Entries from a dataset of interfaces
==*==

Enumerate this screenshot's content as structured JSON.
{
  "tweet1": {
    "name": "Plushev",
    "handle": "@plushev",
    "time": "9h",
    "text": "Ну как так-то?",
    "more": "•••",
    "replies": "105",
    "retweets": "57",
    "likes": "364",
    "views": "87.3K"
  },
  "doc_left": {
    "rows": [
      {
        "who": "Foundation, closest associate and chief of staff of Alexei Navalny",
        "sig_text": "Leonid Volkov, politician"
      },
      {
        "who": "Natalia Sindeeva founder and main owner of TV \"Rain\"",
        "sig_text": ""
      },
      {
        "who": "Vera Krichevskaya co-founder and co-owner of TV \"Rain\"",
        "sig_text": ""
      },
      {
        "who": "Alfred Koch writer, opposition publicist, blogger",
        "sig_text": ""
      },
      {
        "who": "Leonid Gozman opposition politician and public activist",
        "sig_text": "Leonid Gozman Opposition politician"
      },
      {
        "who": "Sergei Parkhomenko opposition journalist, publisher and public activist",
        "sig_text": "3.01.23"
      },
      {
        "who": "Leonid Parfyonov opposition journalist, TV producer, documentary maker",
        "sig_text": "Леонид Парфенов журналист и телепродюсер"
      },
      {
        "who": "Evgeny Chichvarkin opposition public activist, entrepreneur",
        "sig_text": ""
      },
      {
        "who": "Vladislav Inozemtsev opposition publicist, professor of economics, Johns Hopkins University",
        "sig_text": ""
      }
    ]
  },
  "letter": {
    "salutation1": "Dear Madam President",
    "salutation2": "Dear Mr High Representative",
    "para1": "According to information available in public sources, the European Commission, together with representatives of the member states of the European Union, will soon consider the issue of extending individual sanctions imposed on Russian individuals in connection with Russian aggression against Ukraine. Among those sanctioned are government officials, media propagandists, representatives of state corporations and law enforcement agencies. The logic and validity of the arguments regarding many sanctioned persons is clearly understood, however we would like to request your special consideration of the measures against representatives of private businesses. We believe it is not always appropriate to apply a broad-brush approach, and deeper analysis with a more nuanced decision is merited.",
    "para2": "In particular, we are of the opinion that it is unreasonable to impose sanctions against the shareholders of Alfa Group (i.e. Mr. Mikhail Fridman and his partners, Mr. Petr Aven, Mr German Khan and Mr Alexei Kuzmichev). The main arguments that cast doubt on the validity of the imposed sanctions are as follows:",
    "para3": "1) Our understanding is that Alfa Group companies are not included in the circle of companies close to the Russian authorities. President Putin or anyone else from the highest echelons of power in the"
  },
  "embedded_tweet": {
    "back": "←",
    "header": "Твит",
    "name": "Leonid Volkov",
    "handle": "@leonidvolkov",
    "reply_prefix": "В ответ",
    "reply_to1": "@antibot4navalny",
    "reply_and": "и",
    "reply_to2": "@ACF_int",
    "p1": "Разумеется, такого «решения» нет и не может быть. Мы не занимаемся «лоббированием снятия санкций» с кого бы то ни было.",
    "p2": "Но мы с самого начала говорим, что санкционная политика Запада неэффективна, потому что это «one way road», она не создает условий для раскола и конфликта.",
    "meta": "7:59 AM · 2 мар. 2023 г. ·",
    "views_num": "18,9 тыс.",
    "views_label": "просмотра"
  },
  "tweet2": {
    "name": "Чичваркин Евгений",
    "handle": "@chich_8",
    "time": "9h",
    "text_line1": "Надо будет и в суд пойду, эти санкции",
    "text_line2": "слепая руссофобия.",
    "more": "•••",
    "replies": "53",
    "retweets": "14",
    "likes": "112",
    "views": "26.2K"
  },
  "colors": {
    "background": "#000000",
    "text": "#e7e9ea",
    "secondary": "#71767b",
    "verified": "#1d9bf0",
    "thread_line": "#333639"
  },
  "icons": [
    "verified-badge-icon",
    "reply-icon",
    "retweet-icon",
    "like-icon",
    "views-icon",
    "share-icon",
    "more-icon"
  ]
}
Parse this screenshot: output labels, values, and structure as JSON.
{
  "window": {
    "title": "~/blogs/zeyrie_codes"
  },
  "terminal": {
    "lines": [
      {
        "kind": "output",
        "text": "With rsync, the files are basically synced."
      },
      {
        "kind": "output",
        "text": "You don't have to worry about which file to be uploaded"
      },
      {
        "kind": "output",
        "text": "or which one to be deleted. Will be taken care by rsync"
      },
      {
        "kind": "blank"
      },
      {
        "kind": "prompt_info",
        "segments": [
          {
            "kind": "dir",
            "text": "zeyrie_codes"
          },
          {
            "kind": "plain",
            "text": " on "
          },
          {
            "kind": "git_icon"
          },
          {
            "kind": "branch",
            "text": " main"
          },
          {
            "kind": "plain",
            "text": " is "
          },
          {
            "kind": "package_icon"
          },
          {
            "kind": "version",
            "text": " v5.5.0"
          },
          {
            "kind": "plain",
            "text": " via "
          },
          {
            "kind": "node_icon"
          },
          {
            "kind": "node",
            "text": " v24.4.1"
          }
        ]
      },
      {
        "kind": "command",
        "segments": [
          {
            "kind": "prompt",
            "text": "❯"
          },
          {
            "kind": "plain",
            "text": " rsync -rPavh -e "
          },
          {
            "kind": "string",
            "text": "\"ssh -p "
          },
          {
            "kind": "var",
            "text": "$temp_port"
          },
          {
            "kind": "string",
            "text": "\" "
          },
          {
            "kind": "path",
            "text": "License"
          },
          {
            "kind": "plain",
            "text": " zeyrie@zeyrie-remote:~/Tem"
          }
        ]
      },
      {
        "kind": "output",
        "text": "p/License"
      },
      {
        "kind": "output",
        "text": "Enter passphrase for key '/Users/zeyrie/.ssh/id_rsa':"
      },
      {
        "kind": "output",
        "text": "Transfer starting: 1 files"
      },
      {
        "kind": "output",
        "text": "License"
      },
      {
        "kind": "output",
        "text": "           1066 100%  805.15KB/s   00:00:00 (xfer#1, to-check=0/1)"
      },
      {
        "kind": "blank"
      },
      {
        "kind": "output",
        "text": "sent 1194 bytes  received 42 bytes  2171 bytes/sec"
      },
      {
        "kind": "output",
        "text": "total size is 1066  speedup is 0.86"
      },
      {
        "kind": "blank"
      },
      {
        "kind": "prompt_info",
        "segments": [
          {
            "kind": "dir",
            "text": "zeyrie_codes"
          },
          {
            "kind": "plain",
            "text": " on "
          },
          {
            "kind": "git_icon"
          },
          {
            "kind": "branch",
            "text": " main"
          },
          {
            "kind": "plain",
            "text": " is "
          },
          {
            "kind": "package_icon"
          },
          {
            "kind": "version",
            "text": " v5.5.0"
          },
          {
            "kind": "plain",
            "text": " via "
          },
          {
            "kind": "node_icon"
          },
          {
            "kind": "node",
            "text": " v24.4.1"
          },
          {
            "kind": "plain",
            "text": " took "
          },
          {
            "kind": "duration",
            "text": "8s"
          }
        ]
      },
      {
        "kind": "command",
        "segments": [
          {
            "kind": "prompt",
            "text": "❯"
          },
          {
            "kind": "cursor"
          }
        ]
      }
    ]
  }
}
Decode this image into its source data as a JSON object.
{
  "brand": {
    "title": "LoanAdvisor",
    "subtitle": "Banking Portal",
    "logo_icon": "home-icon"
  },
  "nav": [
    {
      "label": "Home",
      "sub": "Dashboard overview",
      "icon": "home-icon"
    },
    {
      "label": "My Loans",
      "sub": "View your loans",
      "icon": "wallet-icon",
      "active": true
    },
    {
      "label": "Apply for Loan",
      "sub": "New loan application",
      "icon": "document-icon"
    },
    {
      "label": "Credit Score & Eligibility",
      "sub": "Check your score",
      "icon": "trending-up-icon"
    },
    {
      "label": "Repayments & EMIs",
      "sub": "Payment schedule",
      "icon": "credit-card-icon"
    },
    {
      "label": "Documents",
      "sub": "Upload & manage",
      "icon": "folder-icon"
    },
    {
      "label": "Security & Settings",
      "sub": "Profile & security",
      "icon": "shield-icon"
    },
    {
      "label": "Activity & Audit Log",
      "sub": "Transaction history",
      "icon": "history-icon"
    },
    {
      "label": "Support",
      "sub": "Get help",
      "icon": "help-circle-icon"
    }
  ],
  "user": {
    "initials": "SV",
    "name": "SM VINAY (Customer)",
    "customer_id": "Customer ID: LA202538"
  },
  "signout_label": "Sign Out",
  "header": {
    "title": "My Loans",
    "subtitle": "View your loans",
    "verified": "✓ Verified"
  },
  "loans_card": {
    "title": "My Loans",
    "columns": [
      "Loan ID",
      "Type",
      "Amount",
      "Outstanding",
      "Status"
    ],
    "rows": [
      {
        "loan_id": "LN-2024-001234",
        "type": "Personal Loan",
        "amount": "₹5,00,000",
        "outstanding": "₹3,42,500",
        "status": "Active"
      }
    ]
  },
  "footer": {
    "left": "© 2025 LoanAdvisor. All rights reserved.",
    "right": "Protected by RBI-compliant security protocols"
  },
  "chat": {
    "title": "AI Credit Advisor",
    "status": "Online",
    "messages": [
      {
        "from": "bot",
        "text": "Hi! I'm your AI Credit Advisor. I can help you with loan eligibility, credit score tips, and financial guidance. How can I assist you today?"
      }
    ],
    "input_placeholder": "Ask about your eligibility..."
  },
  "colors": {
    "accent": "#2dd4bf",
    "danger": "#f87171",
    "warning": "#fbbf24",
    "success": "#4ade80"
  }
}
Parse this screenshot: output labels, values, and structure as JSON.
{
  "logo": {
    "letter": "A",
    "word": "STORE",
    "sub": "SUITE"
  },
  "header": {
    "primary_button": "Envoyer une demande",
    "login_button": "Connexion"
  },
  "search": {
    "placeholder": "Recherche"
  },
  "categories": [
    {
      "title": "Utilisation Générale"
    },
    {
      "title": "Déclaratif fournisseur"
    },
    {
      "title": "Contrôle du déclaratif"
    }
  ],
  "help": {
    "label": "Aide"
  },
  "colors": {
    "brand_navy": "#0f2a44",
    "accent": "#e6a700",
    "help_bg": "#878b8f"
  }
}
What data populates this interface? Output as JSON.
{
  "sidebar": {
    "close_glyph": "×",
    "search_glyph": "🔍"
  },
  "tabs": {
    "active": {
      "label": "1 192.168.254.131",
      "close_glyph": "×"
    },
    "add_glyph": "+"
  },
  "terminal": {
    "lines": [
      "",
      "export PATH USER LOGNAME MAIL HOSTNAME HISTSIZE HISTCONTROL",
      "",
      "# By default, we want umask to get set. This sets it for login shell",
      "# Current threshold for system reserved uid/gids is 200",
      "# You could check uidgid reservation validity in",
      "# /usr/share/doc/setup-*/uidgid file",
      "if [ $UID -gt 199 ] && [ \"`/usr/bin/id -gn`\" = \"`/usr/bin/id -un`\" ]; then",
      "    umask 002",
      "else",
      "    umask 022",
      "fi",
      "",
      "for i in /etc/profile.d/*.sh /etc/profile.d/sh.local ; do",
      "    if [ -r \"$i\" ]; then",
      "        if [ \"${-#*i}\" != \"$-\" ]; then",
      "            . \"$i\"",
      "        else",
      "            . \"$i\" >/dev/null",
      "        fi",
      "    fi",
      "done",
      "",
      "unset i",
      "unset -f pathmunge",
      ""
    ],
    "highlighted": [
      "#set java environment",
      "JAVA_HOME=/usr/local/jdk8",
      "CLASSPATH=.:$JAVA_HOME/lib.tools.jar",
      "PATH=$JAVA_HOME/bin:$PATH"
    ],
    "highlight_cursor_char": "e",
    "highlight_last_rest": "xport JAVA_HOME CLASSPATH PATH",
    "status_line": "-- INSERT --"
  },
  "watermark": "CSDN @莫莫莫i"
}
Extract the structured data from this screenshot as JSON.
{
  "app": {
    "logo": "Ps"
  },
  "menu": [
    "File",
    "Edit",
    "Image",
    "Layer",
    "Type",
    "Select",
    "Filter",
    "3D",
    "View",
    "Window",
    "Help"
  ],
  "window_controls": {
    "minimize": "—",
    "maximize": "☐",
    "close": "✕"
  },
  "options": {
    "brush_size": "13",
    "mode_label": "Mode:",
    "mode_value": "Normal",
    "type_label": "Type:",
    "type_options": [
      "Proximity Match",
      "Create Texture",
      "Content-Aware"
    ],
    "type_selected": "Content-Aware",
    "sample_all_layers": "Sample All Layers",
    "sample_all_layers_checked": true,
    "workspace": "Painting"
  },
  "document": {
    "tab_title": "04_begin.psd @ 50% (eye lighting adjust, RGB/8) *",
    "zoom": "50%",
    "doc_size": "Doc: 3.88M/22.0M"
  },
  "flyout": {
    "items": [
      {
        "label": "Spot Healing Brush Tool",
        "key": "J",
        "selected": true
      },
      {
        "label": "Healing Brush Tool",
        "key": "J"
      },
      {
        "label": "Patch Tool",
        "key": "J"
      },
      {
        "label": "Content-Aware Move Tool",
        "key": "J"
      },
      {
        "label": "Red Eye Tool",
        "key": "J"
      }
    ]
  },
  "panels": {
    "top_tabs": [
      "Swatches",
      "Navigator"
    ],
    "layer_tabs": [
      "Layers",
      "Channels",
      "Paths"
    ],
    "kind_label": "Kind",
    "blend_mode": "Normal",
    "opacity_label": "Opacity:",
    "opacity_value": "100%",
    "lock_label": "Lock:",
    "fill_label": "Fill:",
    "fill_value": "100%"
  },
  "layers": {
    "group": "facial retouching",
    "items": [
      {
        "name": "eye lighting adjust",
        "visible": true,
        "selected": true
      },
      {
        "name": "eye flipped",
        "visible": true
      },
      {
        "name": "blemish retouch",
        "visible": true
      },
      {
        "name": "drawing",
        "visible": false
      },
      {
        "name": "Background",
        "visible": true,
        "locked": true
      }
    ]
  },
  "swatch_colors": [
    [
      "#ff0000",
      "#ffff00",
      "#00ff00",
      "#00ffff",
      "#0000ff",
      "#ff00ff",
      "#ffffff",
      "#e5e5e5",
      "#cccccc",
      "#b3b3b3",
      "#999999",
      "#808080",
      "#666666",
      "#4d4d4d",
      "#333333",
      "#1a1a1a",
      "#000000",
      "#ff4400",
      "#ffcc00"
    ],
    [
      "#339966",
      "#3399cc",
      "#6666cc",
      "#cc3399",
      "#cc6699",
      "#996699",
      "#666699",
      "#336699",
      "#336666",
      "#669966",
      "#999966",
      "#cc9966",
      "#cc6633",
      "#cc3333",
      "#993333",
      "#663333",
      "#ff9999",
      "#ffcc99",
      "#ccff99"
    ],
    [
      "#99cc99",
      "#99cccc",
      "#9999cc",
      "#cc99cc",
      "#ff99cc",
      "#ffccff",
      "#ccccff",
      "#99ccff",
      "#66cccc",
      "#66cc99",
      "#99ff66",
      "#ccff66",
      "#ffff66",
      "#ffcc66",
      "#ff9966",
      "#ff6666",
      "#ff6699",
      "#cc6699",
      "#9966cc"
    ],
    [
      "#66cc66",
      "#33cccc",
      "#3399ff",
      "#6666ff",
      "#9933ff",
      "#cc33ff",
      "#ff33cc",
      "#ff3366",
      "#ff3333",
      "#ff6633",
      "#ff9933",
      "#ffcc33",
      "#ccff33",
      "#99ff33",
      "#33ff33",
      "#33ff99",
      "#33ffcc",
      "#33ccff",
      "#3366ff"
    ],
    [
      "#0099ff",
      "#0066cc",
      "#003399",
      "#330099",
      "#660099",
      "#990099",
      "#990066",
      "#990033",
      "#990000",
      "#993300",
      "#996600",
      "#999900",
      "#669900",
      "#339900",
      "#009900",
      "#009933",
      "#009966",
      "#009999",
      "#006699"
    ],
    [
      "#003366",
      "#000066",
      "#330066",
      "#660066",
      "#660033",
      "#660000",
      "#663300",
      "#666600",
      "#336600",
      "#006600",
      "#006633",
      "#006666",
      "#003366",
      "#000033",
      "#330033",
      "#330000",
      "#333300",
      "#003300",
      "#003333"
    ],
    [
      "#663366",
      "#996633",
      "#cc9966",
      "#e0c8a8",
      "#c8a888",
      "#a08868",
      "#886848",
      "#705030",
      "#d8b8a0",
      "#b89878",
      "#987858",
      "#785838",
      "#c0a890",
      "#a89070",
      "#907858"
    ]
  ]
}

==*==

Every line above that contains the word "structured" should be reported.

Problem solution:
Enumerate this screenshot's content as structured JSON.
Extract the structured data from this screenshot as JSON.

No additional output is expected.